REQUIREMENT:
Among the entries that follow, how many lines contain the string "this"? Answer with that number only.

Records contained in a dataset:
"""

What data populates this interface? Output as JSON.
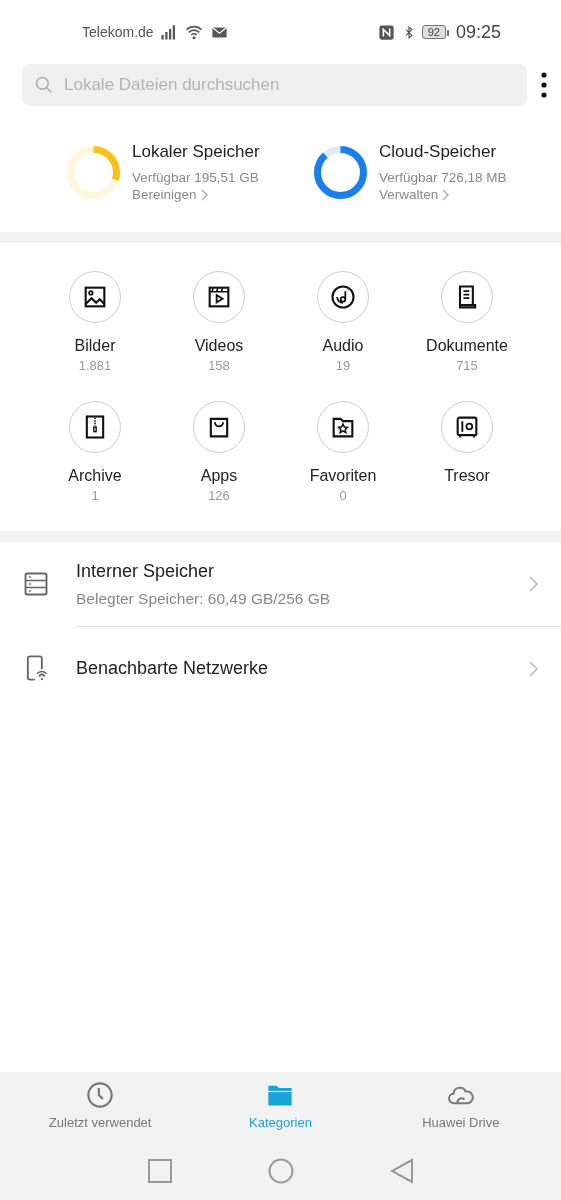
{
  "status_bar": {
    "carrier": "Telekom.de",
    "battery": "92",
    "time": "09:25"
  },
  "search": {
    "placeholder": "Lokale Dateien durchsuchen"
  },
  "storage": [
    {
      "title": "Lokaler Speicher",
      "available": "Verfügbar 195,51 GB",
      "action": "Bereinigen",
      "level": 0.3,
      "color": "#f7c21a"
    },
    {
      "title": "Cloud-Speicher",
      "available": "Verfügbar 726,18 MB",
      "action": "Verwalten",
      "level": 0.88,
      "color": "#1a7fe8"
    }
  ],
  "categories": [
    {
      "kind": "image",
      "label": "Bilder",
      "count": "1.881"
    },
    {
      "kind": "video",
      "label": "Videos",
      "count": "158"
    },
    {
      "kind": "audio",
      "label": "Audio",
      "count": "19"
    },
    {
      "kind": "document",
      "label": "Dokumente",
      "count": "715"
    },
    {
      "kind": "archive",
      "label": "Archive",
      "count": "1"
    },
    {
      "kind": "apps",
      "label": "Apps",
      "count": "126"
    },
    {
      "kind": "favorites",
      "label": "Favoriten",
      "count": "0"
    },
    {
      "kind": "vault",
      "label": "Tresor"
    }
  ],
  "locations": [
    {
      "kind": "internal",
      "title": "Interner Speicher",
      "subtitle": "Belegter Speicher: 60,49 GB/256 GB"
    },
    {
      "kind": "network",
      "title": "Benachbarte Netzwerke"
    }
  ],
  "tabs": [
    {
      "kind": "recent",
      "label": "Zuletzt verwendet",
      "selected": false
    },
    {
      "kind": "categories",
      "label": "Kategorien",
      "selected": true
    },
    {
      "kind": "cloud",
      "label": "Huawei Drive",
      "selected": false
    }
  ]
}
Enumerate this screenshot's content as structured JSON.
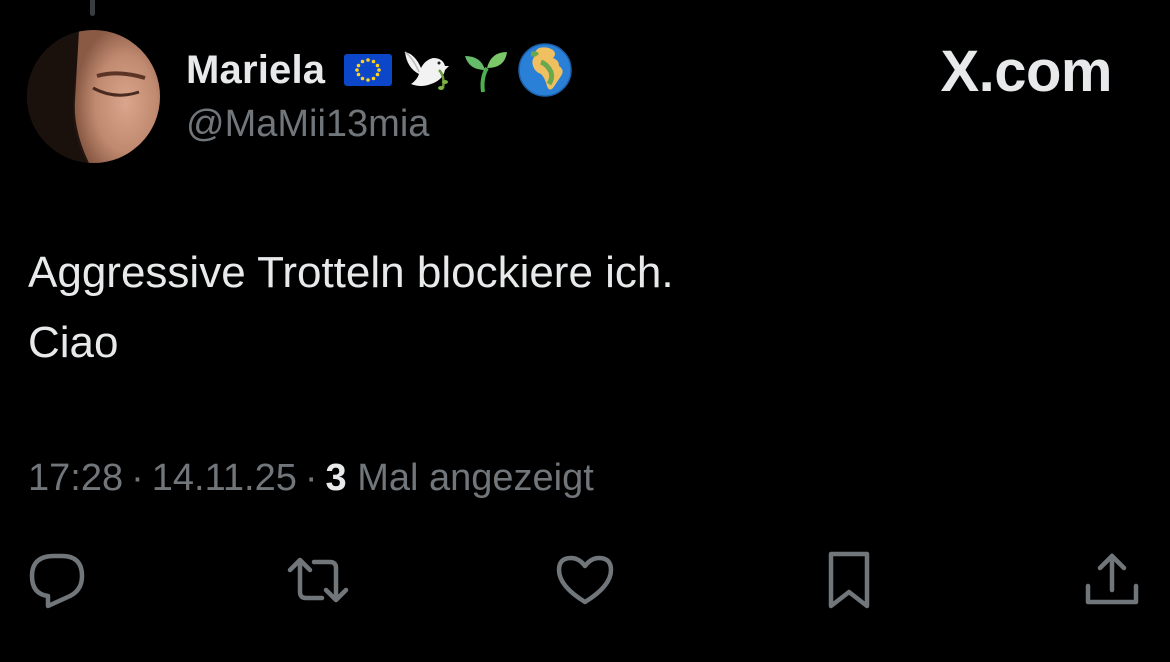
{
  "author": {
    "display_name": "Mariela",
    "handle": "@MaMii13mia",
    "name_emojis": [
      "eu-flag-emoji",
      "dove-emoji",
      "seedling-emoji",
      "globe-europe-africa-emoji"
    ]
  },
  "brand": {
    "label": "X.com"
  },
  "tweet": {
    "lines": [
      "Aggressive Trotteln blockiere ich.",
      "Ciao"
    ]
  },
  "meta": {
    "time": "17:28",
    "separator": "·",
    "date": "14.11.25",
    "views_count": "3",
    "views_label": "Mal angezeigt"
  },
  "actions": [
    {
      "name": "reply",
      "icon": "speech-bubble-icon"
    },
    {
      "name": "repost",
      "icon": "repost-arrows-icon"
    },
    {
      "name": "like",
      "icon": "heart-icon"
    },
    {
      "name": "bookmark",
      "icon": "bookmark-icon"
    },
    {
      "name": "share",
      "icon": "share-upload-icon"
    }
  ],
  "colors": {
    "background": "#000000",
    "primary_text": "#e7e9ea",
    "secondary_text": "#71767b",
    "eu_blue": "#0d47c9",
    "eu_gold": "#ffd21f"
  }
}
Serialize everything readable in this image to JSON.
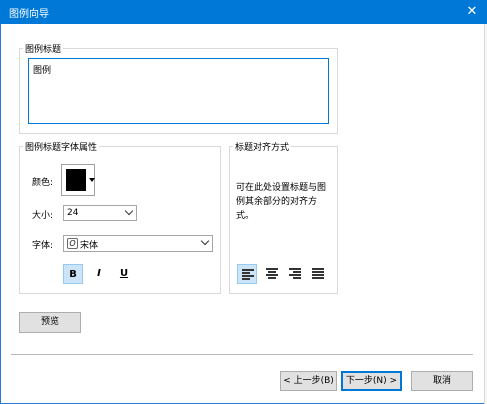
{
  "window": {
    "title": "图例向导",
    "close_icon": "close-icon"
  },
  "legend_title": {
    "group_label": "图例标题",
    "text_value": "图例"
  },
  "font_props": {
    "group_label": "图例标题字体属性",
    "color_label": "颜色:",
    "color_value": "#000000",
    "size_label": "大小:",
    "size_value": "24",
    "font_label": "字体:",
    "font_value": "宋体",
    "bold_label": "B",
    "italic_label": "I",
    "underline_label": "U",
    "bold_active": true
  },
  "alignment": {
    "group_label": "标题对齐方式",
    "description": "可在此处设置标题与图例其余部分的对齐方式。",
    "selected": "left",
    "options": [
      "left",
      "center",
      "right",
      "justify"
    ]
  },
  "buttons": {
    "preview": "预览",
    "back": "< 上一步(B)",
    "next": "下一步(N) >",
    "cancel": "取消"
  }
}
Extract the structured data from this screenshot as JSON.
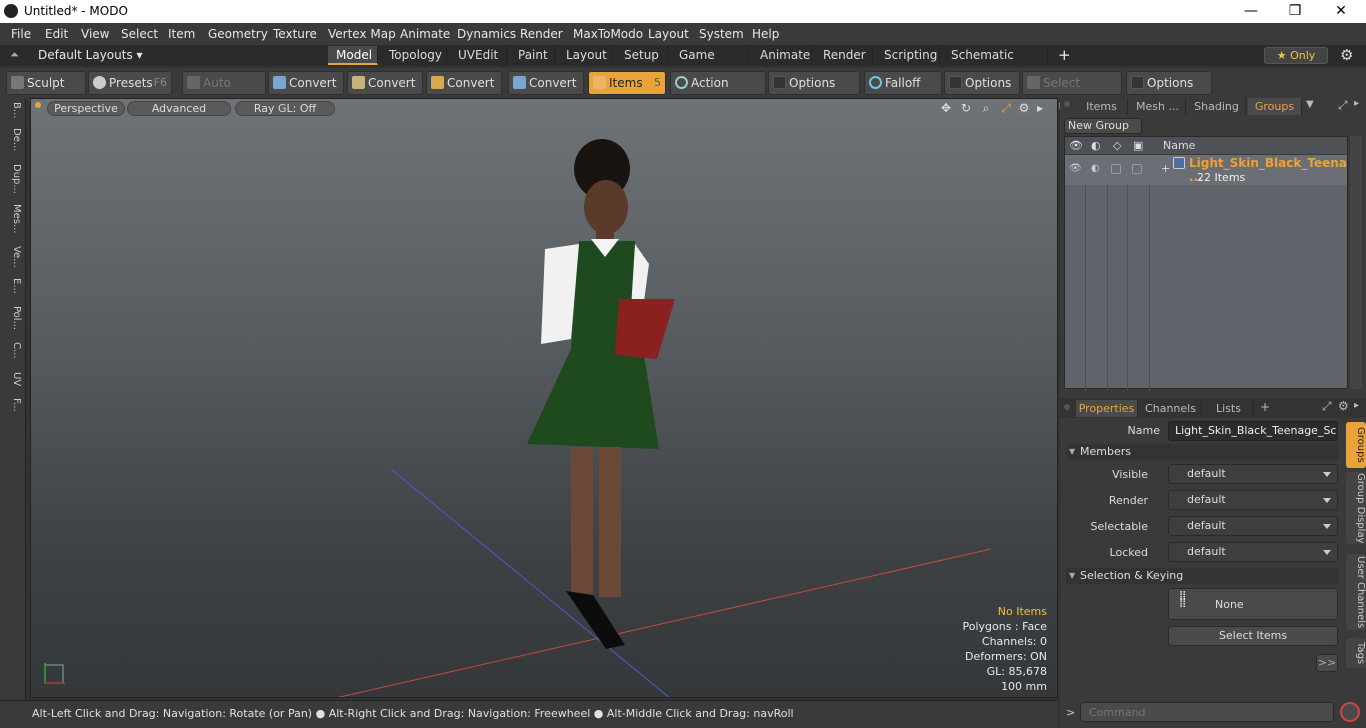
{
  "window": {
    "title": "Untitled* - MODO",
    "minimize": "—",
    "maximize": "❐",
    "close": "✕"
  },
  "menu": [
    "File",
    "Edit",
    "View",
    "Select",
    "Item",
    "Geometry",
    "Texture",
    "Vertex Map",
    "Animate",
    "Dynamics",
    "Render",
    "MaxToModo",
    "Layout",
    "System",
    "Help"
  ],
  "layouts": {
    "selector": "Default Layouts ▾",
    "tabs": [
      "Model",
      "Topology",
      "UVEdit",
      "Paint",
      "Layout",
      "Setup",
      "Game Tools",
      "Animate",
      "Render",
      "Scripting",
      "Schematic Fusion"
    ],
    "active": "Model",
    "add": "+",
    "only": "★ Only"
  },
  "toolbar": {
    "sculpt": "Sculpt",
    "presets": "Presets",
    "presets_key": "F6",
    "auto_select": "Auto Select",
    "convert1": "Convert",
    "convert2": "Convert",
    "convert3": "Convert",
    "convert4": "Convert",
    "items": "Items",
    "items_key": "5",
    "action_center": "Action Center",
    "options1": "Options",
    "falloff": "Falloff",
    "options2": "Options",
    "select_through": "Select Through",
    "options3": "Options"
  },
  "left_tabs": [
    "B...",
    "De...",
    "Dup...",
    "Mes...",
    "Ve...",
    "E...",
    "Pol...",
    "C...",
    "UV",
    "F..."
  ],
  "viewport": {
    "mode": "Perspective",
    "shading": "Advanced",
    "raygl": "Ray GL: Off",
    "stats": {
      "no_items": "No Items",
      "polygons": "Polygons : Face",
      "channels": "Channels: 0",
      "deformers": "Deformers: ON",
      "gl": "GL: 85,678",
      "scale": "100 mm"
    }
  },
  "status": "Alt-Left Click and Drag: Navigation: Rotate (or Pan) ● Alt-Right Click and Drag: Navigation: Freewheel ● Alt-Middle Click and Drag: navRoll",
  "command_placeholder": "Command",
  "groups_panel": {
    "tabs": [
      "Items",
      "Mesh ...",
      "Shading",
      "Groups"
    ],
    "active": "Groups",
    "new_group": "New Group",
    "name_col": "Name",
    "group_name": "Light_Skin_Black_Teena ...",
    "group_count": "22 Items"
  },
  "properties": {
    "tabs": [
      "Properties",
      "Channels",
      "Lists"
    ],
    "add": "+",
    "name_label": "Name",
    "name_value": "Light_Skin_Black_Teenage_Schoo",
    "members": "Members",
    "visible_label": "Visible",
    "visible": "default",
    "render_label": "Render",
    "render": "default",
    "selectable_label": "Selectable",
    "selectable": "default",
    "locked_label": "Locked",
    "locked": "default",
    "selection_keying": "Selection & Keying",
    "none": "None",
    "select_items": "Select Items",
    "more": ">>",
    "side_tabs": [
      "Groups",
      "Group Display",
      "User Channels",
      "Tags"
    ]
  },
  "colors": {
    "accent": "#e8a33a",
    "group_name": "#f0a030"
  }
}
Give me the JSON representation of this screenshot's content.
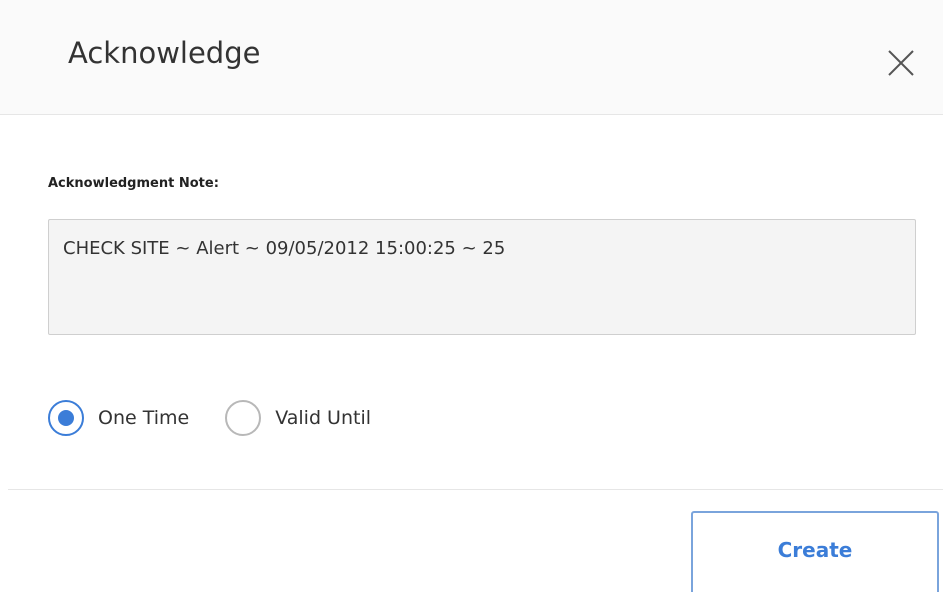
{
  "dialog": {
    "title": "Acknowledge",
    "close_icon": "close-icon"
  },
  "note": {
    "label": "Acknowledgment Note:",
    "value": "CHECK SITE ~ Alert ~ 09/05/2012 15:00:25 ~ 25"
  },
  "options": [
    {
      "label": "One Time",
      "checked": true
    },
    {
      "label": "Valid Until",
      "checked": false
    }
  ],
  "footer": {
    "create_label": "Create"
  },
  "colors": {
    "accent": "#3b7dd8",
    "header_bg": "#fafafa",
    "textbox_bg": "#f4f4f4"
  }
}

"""

TASK RESULT:
5